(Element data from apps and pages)
#####

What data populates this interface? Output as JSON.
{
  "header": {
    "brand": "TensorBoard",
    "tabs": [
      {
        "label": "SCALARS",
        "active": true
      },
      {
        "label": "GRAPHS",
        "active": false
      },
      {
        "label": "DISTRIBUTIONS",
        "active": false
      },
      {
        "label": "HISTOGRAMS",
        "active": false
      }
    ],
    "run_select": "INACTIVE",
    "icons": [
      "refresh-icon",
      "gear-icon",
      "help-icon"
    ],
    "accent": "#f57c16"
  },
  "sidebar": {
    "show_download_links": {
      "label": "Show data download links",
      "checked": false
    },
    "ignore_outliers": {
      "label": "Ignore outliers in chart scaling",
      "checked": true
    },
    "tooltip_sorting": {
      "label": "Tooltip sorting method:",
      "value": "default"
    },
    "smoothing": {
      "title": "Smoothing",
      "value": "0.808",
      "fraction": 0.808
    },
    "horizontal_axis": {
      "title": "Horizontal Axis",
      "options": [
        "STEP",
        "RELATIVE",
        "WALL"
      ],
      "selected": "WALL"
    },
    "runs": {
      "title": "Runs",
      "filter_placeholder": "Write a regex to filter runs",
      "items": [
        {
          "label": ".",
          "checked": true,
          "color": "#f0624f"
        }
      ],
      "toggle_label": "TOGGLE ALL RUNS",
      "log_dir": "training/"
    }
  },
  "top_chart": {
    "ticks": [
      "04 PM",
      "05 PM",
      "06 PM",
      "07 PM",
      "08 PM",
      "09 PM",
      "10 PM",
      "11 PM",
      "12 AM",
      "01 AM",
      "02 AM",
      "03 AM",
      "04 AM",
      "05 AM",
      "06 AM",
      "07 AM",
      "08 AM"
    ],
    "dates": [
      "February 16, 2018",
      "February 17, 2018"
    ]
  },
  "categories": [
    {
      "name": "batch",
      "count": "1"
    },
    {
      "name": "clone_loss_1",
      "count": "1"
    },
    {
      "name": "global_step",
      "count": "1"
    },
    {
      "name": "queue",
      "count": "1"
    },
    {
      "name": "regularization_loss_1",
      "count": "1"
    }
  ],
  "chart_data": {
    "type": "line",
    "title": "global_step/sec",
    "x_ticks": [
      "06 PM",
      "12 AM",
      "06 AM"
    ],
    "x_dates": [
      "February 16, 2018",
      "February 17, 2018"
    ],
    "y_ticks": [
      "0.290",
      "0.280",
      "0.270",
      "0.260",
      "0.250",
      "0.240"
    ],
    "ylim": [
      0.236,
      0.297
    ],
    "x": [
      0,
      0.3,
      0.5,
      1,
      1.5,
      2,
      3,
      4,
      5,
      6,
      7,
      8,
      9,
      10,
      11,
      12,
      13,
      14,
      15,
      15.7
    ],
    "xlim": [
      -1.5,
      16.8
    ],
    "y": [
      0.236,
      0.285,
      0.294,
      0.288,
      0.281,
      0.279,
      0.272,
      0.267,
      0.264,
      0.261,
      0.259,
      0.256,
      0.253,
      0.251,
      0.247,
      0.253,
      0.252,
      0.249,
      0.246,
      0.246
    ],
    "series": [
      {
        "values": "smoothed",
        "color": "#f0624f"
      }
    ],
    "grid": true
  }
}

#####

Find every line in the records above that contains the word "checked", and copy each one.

      "checked": false
      "checked": true
          "checked": true,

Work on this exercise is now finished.